Another Monday means another set of innovators to know. This one focuses on a few female startup leaders changing the game in the commercial real estate and education industries.
Reda Hicks, founder and CEO of GotSpot Inc.
Reda Hicks create GotSpot — a digital tool that helps connect people with commercial space with people who need it. Courtesy of GotSpot
Turns out, Hurricane Harvey was the big push Reda Hicks needed to create her startup, GotSpot Inc., the Airbnb of commercial real estate.
"It was really Harvey and having so many people desperate to find space for emergency purposes that made me realize there are so many contexts in which people need space right away for something specific," she says. "Certainly the primary user is the entrepreneur trying to grow their business, but there are so many other reasons why a community would need better access to the space it already has."

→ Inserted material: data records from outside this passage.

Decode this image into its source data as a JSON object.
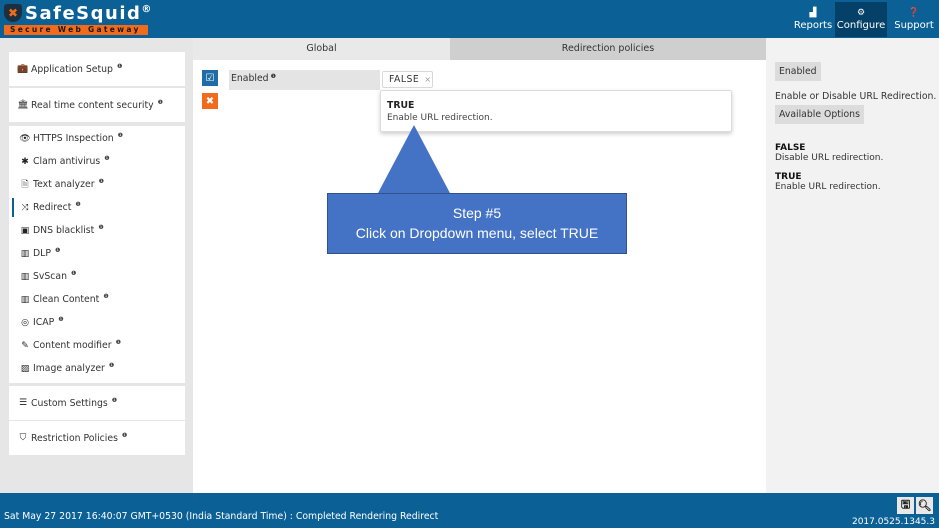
{
  "header": {
    "brand": "SafeSquid",
    "brand_mark": "®",
    "tagline": "Secure Web Gateway",
    "nav": [
      {
        "label": "Reports",
        "icon": "chart-area-icon",
        "active": false
      },
      {
        "label": "Configure",
        "icon": "cogs-icon",
        "active": true
      },
      {
        "label": "Support",
        "icon": "question-circle-icon",
        "active": false
      }
    ]
  },
  "sidebar": {
    "groups": [
      {
        "items": [
          {
            "label": "Application Setup",
            "icon": "briefcase-icon"
          }
        ]
      },
      {
        "items": [
          {
            "label": "Real time content security",
            "icon": "bank-icon"
          }
        ]
      },
      {
        "items": [
          {
            "label": "HTTPS Inspection",
            "icon": "eye-icon"
          },
          {
            "label": "Clam antivirus",
            "icon": "asterisk-icon"
          },
          {
            "label": "Text analyzer",
            "icon": "file-text-icon"
          },
          {
            "label": "Redirect",
            "icon": "random-icon",
            "active": true
          },
          {
            "label": "DNS blacklist",
            "icon": "dns-icon"
          },
          {
            "label": "DLP",
            "icon": "barcode-icon"
          },
          {
            "label": "SvScan",
            "icon": "barcode-icon"
          },
          {
            "label": "Clean Content",
            "icon": "barcode-icon"
          },
          {
            "label": "ICAP",
            "icon": "globe-icon"
          },
          {
            "label": "Content modifier",
            "icon": "edit-icon"
          },
          {
            "label": "Image analyzer",
            "icon": "image-icon"
          }
        ]
      },
      {
        "items": [
          {
            "label": "Custom Settings",
            "icon": "sliders-icon"
          }
        ]
      },
      {
        "items": [
          {
            "label": "Restriction Policies",
            "icon": "shield-icon"
          }
        ]
      }
    ]
  },
  "main": {
    "tabs": [
      {
        "label": "Global",
        "active": true
      },
      {
        "label": "Redirection policies",
        "active": false
      }
    ],
    "field": {
      "label": "Enabled",
      "value": "FALSE",
      "clear_symbol": "×"
    },
    "dropdown_options": [
      {
        "title": "TRUE",
        "description": "Enable URL redirection."
      }
    ]
  },
  "callout": {
    "line1": "Step #5",
    "line2": "Click on Dropdown menu, select TRUE"
  },
  "right_panel": {
    "field_chip": "Enabled",
    "description": "Enable or Disable URL Redirection.",
    "options_chip": "Available Options",
    "options": [
      {
        "title": "FALSE",
        "description": "Disable URL redirection."
      },
      {
        "title": "TRUE",
        "description": "Enable URL redirection."
      }
    ]
  },
  "footer": {
    "status": "Sat May 27 2017 16:40:07 GMT+0530 (India Standard Time) : Completed Rendering Redirect",
    "version": "2017.0525.1345.3"
  },
  "colors": {
    "brand_blue": "#0b6096",
    "accent_orange": "#f26b1d",
    "callout_blue": "#4472c4"
  }
}
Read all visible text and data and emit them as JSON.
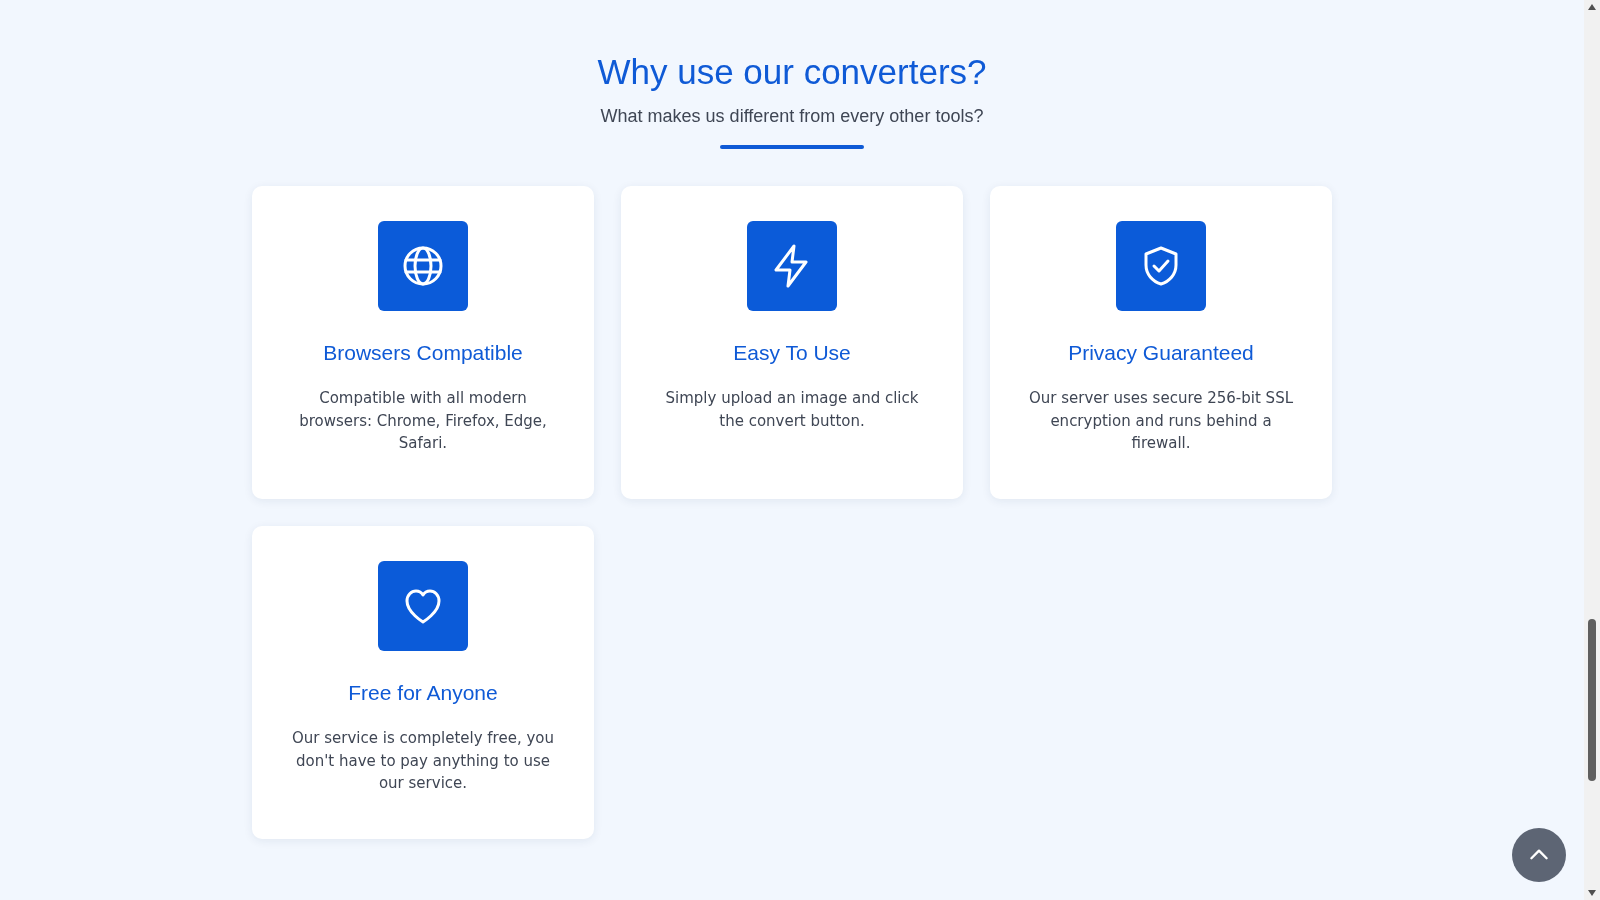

Hicks, a lawyer by trade, now juggles startup life, being a wife and mom, and her full-time legal career. Read the rest of the story here.
Ghazal Qureshi, founder of Idea Lab Kids
Ghazal Qureshi wanted to engage her own kids in educational activities. Now, her programing has expanded worldwide. Courtesy of Idea Lab Kids
At first, Ghazal Qureshi just wanted to find her kids a quality after school educational program. When she couldn't, she decided to make something herself. Now, it's a franchised company with locations worldwide.
"From the beginning, we were never restricted by trying to make money. It was a passion project only," Qureshi says.
IDEA Lab Kids, an education program focused on STEAM, which stands for science, technology, engineering, arts, and math, has 18 locations in Houston, and, two years ago, she expanded the brand into a franchise business — the Idea Lab International Franchise Company. Read the rest of the story here.
Abbey Donnell, founder of Work & Mother
Abbey Donnell's startup, Work & Mother, provides a new way for new moms to pump breast milk during the workday. Courtesy of Work & Mother
When Abbey Donnell heard horror stories from some friends who recently returned to work after giving birth, she had an idea. What if new moms had a stylish, spa-like lactation experience during the workday that was less inconvenient and, well, awkward.
"There were constant stories about [women] being told the use the IT closet, or the conference room, or the bathroom or their cars," Donnell says. "Some of them were pretty big oil and gas firms companies that should've had the resources and space to do better than that."
Donnell founded Work & Mother, a boutique pumping and wellness center, and opened the first location in downtown Houston in 2017 and is planning its second downtown location. Read the rest of the story here.